With every day that passes, a greater number of products, services and customer interactions are being delivered digitally.
Society’s ‘digital transformation’ has been responsible for improvements in customer experience, reduced costs to serve for organisations and an exponential growth in data and customer insight, affecting all sectors across the economy. From banking, retail, utilities to Government, it is hard to think of an organisation that is not interacting digitally with their customers.
Yet the need to serve customers in a quick, digital fashion frequently conflicts with the need of an organisation to check and risk assess customers and their requests. Many organisations are struggling to balance the need to embrace digital with the traditional requirement to ensure fraud and error is minimised.
However, recent leaps in data and analytical technology mean that organisations can now deliver ‘real-time’ analytical digital risking capability to have the best of both worlds; digital customer experiences that are risk assessed and secure.
In its simplest form, business rules and risk assessments can be quickly developed to interact with customers during their digital journey. This can include:
- Risk rules to check customers are submitting expected inputs within their digital submission
- Prompting a ‘nudge’ of a customer when an unexpected input is entered
- Risk rules to identify customers who require further investigation based on their inputs within their digital submission
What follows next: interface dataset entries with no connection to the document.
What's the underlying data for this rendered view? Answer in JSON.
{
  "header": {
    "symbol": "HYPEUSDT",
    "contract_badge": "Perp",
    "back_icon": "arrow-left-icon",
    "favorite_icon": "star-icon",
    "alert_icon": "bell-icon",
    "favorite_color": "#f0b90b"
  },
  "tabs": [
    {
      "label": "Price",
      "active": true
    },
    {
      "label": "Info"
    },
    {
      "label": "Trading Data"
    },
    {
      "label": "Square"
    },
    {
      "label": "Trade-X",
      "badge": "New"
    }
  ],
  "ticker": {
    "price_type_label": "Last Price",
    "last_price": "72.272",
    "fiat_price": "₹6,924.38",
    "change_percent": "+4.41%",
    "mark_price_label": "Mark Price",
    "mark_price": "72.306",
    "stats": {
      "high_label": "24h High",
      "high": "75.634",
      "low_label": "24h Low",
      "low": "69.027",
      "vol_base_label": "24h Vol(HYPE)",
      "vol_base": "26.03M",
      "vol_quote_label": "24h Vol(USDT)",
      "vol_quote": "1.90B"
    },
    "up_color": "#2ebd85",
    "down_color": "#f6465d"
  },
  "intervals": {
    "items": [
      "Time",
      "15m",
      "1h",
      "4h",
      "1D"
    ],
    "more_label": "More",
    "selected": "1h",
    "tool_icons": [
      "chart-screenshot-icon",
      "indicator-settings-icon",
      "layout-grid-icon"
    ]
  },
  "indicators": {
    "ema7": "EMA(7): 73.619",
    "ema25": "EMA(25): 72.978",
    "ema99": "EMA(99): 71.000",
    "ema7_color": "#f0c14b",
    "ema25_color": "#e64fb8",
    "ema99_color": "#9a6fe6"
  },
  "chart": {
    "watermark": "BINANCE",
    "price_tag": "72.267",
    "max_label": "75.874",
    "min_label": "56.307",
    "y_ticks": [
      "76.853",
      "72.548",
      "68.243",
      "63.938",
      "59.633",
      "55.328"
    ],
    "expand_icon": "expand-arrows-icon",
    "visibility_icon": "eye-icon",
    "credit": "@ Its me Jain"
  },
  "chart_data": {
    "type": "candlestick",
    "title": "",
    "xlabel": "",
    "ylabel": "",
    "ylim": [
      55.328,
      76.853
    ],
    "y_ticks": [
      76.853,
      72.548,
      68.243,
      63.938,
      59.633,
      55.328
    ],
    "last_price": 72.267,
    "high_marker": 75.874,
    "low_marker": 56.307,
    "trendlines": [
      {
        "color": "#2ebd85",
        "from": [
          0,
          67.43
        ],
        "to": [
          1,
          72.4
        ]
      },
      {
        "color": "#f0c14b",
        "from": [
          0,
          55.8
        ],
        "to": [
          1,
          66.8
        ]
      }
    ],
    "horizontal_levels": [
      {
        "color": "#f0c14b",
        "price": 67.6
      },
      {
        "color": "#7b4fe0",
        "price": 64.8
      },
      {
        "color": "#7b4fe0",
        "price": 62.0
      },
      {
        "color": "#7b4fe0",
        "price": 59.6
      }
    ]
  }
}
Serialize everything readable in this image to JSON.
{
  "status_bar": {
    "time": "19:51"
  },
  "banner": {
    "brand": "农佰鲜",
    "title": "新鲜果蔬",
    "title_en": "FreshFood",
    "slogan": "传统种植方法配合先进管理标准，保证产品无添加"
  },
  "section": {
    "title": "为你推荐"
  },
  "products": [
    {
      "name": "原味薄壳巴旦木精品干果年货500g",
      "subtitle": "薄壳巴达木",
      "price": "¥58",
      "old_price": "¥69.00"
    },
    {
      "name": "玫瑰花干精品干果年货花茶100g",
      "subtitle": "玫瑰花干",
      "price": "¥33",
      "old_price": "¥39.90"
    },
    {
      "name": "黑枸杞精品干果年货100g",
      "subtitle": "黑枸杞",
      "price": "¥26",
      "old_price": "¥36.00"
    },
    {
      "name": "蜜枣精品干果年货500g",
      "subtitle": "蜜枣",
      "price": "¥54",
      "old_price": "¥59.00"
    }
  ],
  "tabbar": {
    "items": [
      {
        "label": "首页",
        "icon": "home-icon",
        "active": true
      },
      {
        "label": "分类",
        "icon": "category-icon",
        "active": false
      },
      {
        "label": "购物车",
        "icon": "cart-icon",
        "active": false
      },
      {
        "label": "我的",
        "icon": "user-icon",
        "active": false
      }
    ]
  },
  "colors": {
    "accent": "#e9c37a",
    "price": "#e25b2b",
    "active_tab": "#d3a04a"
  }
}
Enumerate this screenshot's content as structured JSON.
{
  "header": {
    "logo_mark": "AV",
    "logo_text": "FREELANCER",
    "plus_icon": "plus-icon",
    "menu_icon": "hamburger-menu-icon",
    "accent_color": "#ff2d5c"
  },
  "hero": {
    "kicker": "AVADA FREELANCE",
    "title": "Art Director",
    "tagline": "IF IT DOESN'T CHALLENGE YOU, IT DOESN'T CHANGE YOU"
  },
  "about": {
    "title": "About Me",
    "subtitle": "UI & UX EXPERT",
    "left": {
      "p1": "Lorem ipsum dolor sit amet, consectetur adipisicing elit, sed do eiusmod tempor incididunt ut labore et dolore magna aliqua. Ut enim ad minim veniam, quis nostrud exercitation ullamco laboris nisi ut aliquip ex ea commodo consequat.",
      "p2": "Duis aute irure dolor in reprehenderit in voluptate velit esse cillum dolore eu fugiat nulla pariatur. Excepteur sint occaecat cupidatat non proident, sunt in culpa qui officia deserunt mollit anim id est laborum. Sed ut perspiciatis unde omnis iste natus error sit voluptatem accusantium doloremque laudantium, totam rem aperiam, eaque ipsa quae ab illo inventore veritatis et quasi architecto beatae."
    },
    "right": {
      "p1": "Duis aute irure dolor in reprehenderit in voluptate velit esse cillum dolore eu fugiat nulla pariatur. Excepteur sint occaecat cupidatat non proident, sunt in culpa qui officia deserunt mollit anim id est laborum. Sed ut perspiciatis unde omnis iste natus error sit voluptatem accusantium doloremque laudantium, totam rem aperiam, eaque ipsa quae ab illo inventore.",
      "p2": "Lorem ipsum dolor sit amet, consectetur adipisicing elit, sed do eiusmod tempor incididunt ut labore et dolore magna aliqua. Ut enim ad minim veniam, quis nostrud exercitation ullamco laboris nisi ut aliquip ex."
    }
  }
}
But this is just the start.
The opportunity to do so much more is now possible thanks to our ability to store and exploit society’s seemingly infinite levels of customer data. This data can be cross-checked in ‘real-time’ during a digital transaction, or be used as part of a complex calculation that interacts with new information being submitted digitally by the customer.
For example, a customer might provide an estimate of their income as part of an online application. This customer estimate can now be cross-checked in ‘real-time’ with the terabytes of financial and customer-related data already held by the organisation.
Alternatively, predictive modelling can be run, again in ‘real-time’, to forecast the likely outcomes of agreeing to and proceeding with the customer’s request.
Beyond this, decision tables and risk profiles can be developed to provide a macro risk assessment of a customer across all of their inputs as they move through their digital journey.
Figure 1: Analytical digital risking theoretical customer journey
This capability can now be delivered inexpensively and at pace. A wide range of analytical risk management software options are available, spanning traditional licensed options to new, open-source alternatives.
A final consideration is to ensure this new data and analytical technology is supported by a well considered analytical operating model. This will ensure that an organisation’s risk experts are given the required access to these technologies, putting them at the heart of an organisation’s digital risking function.
The Capgemini Consulting Customer Experience and Analytics team has recently delivered ‘real-time’ risking capability with a client, covering a number of their digital services.
Upon completion, our performance testing showed that our risk decisions, while calling upon approximately 80 million rows of customer data, were being delivered in less than 400 milliseconds. To put this into context, it takes you 400 milliseconds to blink! This digital risking solution is forecast to deliver significant savings by reducing fraud and error and eradicating unnecessary call handler interactions.
So it is possible to have the best of both worlds: digital customer experiences that are protected and risk assessed in ‘real-time’. These solutions are relevant to all sectors and represent the future of analytical risking in an increasingly digital world.
This article was written by Alastair Brown from Capgemini: Business Analytics (UK) and was legally licensed through the NewsCred publisher network. Please direct all licensing questions to firstname.lastname@example.org.